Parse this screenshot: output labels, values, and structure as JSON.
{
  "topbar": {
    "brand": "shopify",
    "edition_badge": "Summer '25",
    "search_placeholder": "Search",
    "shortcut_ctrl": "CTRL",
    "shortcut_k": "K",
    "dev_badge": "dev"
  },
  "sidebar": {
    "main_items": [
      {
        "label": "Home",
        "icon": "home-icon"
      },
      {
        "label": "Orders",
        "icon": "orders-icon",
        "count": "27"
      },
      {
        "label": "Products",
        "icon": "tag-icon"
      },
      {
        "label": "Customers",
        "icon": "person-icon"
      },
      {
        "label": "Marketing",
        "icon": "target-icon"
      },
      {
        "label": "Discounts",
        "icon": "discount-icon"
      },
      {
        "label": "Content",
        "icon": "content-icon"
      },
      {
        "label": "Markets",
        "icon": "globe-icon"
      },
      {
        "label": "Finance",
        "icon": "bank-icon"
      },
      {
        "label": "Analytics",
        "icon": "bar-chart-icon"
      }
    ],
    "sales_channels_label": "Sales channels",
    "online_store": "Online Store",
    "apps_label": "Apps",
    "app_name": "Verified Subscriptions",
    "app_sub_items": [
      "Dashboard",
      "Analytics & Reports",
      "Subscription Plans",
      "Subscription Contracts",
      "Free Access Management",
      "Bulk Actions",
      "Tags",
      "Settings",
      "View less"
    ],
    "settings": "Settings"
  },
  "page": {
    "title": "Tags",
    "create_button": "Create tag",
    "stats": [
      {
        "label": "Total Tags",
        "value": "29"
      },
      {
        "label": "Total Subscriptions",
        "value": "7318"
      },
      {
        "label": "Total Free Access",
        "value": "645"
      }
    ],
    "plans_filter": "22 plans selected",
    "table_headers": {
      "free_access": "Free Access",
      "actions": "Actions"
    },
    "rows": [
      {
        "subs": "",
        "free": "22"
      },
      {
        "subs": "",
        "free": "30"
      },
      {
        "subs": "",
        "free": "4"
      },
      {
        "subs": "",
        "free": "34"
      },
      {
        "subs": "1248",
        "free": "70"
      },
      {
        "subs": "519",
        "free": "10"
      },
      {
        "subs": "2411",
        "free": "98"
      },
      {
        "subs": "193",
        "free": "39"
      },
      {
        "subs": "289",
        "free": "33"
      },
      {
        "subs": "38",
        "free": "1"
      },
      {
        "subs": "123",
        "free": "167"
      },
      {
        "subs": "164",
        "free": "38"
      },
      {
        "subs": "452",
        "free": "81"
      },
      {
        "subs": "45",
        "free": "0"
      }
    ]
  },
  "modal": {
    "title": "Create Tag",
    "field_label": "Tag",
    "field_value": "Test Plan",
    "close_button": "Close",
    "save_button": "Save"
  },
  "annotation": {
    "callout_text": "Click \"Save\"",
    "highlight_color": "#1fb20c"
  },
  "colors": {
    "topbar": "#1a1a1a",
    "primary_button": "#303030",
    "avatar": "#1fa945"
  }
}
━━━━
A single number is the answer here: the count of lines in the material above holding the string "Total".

3